**Problem to solve:** The entries that follow should be reproduced exactly, with no images carried over.

Component data from apps and pages
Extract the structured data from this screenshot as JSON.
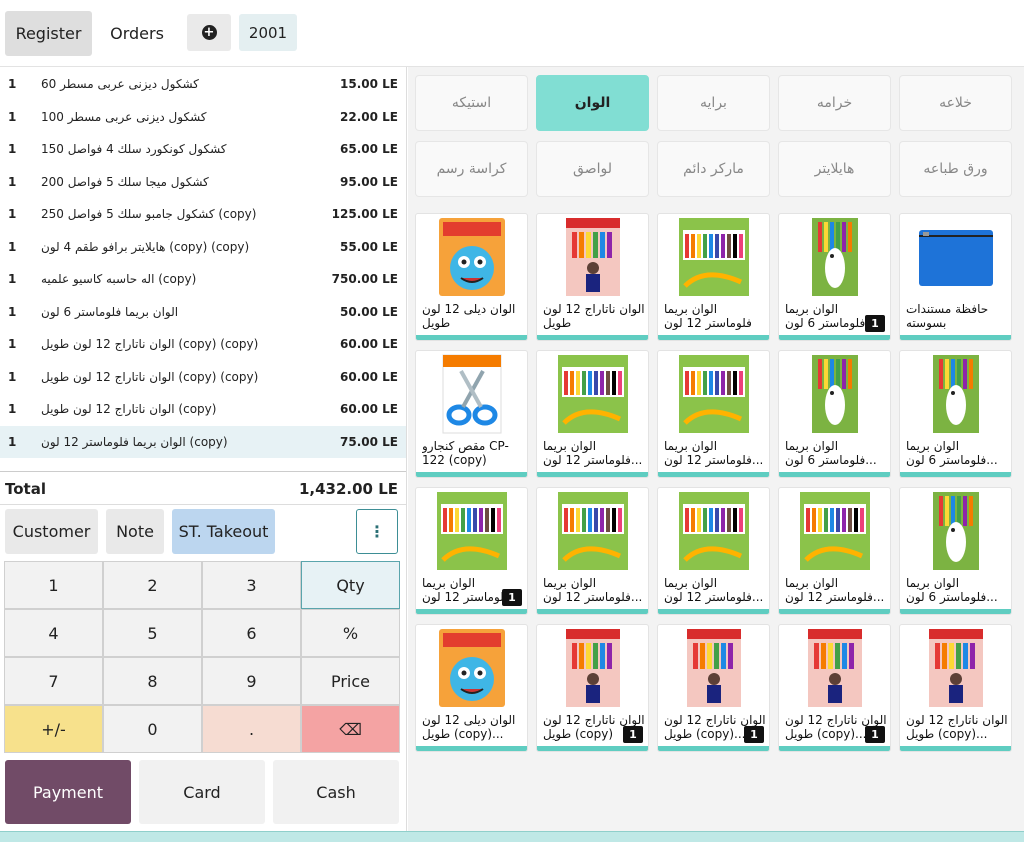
{
  "topbar": {
    "register": "Register",
    "orders": "Orders",
    "plus_icon": "+",
    "order_number": "2001"
  },
  "orderlines": [
    {
      "qty": "1",
      "name": "كشكول ديزنى عربى مسطر 60",
      "price": "15.00 LE"
    },
    {
      "qty": "1",
      "name": "كشكول ديزنى عربى مسطر 100",
      "price": "22.00 LE"
    },
    {
      "qty": "1",
      "name": "كشكول كونكورد سلك 4 فواصل 150",
      "price": "65.00 LE"
    },
    {
      "qty": "1",
      "name": "كشكول ميجا سلك 5 فواصل 200",
      "price": "95.00 LE"
    },
    {
      "qty": "1",
      "name": "كشكول جامبو سلك 5 فواصل 250 (copy)",
      "price": "125.00 LE"
    },
    {
      "qty": "1",
      "name": "هايلايتر برافو طقم 4 لون (copy) (copy)",
      "price": "55.00 LE"
    },
    {
      "qty": "1",
      "name": "اله حاسبه كاسيو علميه (copy)",
      "price": "750.00 LE"
    },
    {
      "qty": "1",
      "name": "الوان بريما فلوماستر 6 لون",
      "price": "50.00 LE"
    },
    {
      "qty": "1",
      "name": "الوان ناتاراج 12 لون طويل (copy) (copy)",
      "price": "60.00 LE"
    },
    {
      "qty": "1",
      "name": "الوان ناتاراج 12 لون طويل (copy) (copy)",
      "price": "60.00 LE"
    },
    {
      "qty": "1",
      "name": "الوان ناتاراج 12 لون طويل (copy)",
      "price": "60.00 LE"
    },
    {
      "qty": "1",
      "name": "الوان بريما فلوماستر 12 لون (copy)",
      "price": "75.00 LE"
    }
  ],
  "total": {
    "label": "Total",
    "value": "1,432.00 LE"
  },
  "actions": {
    "customer": "Customer",
    "note": "Note",
    "takeout": "ST. Takeout",
    "more_icon": "⋮"
  },
  "numpad": [
    "1",
    "2",
    "3",
    "Qty",
    "4",
    "5",
    "6",
    "%",
    "7",
    "8",
    "9",
    "Price",
    "+/-",
    "0",
    ".",
    "⌫"
  ],
  "payment": {
    "payment": "Payment",
    "card": "Card",
    "cash": "Cash"
  },
  "categories": [
    "استيكه",
    "الوان",
    "برايه",
    "خرامه",
    "خلاعه",
    "كراسة رسم",
    "لواصق",
    "ماركر دائم",
    "هايلايتر",
    "ورق طباعه"
  ],
  "products": [
    {
      "name": "الوان ديلى 12 لون طويل",
      "badge": "",
      "img": "deli"
    },
    {
      "name": "الوان ناتاراج 12 لون طويل",
      "badge": "",
      "img": "nataraj"
    },
    {
      "name": "الوان بريما فلوماستر 12 لون",
      "badge": "",
      "img": "box"
    },
    {
      "name": "الوان بريما فلوماستر 6 لون",
      "badge": "1",
      "img": "fish"
    },
    {
      "name": "حافظة مستندات بسوسته",
      "badge": "",
      "img": "folder"
    },
    {
      "name": "مقص كنجارو CP-122 (copy)",
      "badge": "",
      "img": "scissors"
    },
    {
      "name": "الوان بريما فلوماستر 12 لون...",
      "badge": "",
      "img": "box"
    },
    {
      "name": "الوان بريما فلوماستر 12 لون...",
      "badge": "",
      "img": "box"
    },
    {
      "name": "الوان بريما فلوماستر 6 لون...",
      "badge": "",
      "img": "fish"
    },
    {
      "name": "الوان بريما فلوماستر 6 لون...",
      "badge": "",
      "img": "fish"
    },
    {
      "name": "الوان بريما فلوماستر 12 لون",
      "badge": "1",
      "img": "box"
    },
    {
      "name": "الوان بريما فلوماستر 12 لون...",
      "badge": "",
      "img": "box"
    },
    {
      "name": "الوان بريما فلوماستر 12 لون...",
      "badge": "",
      "img": "box"
    },
    {
      "name": "الوان بريما فلوماستر 12 لون...",
      "badge": "",
      "img": "box"
    },
    {
      "name": "الوان بريما فلوماستر 6 لون...",
      "badge": "",
      "img": "fish"
    },
    {
      "name": "الوان ديلى 12 لون طويل (copy)...",
      "badge": "",
      "img": "deli"
    },
    {
      "name": "الوان ناتاراج 12 لون طويل (copy)",
      "badge": "1",
      "img": "nataraj"
    },
    {
      "name": "الوان ناتاراج 12 لون طويل (copy)...",
      "badge": "1",
      "img": "nataraj"
    },
    {
      "name": "الوان ناتاراج 12 لون طويل (copy)...",
      "badge": "1",
      "img": "nataraj"
    },
    {
      "name": "الوان ناتاراج 12 لون طويل (copy)...",
      "badge": "",
      "img": "nataraj"
    }
  ],
  "colors": {
    "accent": "#714b67",
    "active_category": "#81ded3",
    "product_bar": "#5fcdc1",
    "takeout": "#bcd6ef"
  }
}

**Answer to the exercise:**
Extract the structured data from this screenshot as JSON.
{
  "topbar": {
    "register": "Register",
    "orders": "Orders",
    "plus_icon": "+",
    "order_number": "2001"
  },
  "orderlines": [
    {
      "qty": "1",
      "name": "كشكول ديزنى عربى مسطر 60",
      "price": "15.00 LE"
    },
    {
      "qty": "1",
      "name": "كشكول ديزنى عربى مسطر 100",
      "price": "22.00 LE"
    },
    {
      "qty": "1",
      "name": "كشكول كونكورد سلك 4 فواصل 150",
      "price": "65.00 LE"
    },
    {
      "qty": "1",
      "name": "كشكول ميجا سلك 5 فواصل 200",
      "price": "95.00 LE"
    },
    {
      "qty": "1",
      "name": "كشكول جامبو سلك 5 فواصل 250 (copy)",
      "price": "125.00 LE"
    },
    {
      "qty": "1",
      "name": "هايلايتر برافو طقم 4 لون (copy) (copy)",
      "price": "55.00 LE"
    },
    {
      "qty": "1",
      "name": "اله حاسبه كاسيو علميه (copy)",
      "price": "750.00 LE"
    },
    {
      "qty": "1",
      "name": "الوان بريما فلوماستر 6 لون",
      "price": "50.00 LE"
    },
    {
      "qty": "1",
      "name": "الوان ناتاراج 12 لون طويل (copy) (copy)",
      "price": "60.00 LE"
    },
    {
      "qty": "1",
      "name": "الوان ناتاراج 12 لون طويل (copy) (copy)",
      "price": "60.00 LE"
    },
    {
      "qty": "1",
      "name": "الوان ناتاراج 12 لون طويل (copy)",
      "price": "60.00 LE"
    },
    {
      "qty": "1",
      "name": "الوان بريما فلوماستر 12 لون (copy)",
      "price": "75.00 LE"
    }
  ],
  "total": {
    "label": "Total",
    "value": "1,432.00 LE"
  },
  "actions": {
    "customer": "Customer",
    "note": "Note",
    "takeout": "ST. Takeout",
    "more_icon": "⋮"
  },
  "numpad": [
    "1",
    "2",
    "3",
    "Qty",
    "4",
    "5",
    "6",
    "%",
    "7",
    "8",
    "9",
    "Price",
    "+/-",
    "0",
    ".",
    "⌫"
  ],
  "payment": {
    "payment": "Payment",
    "card": "Card",
    "cash": "Cash"
  },
  "categories": [
    "استيكه",
    "الوان",
    "برايه",
    "خرامه",
    "خلاعه",
    "كراسة رسم",
    "لواصق",
    "ماركر دائم",
    "هايلايتر",
    "ورق طباعه"
  ],
  "products": [
    {
      "name": "الوان ديلى 12 لون طويل",
      "badge": "",
      "img": "deli"
    },
    {
      "name": "الوان ناتاراج 12 لون طويل",
      "badge": "",
      "img": "nataraj"
    },
    {
      "name": "الوان بريما فلوماستر 12 لون",
      "badge": "",
      "img": "box"
    },
    {
      "name": "الوان بريما فلوماستر 6 لون",
      "badge": "1",
      "img": "fish"
    },
    {
      "name": "حافظة مستندات بسوسته",
      "badge": "",
      "img": "folder"
    },
    {
      "name": "مقص كنجارو CP-122 (copy)",
      "badge": "",
      "img": "scissors"
    },
    {
      "name": "الوان بريما فلوماستر 12 لون...",
      "badge": "",
      "img": "box"
    },
    {
      "name": "الوان بريما فلوماستر 12 لون...",
      "badge": "",
      "img": "box"
    },
    {
      "name": "الوان بريما فلوماستر 6 لون...",
      "badge": "",
      "img": "fish"
    },
    {
      "name": "الوان بريما فلوماستر 6 لون...",
      "badge": "",
      "img": "fish"
    },
    {
      "name": "الوان بريما فلوماستر 12 لون",
      "badge": "1",
      "img": "box"
    },
    {
      "name": "الوان بريما فلوماستر 12 لون...",
      "badge": "",
      "img": "box"
    },
    {
      "name": "الوان بريما فلوماستر 12 لون...",
      "badge": "",
      "img": "box"
    },
    {
      "name": "الوان بريما فلوماستر 12 لون...",
      "badge": "",
      "img": "box"
    },
    {
      "name": "الوان بريما فلوماستر 6 لون...",
      "badge": "",
      "img": "fish"
    },
    {
      "name": "الوان ديلى 12 لون طويل (copy)...",
      "badge": "",
      "img": "deli"
    },
    {
      "name": "الوان ناتاراج 12 لون طويل (copy)",
      "badge": "1",
      "img": "nataraj"
    },
    {
      "name": "الوان ناتاراج 12 لون طويل (copy)...",
      "badge": "1",
      "img": "nataraj"
    },
    {
      "name": "الوان ناتاراج 12 لون طويل (copy)...",
      "badge": "1",
      "img": "nataraj"
    },
    {
      "name": "الوان ناتاراج 12 لون طويل (copy)...",
      "badge": "",
      "img": "nataraj"
    }
  ],
  "colors": {
    "accent": "#714b67",
    "active_category": "#81ded3",
    "product_bar": "#5fcdc1",
    "takeout": "#bcd6ef"
  }
}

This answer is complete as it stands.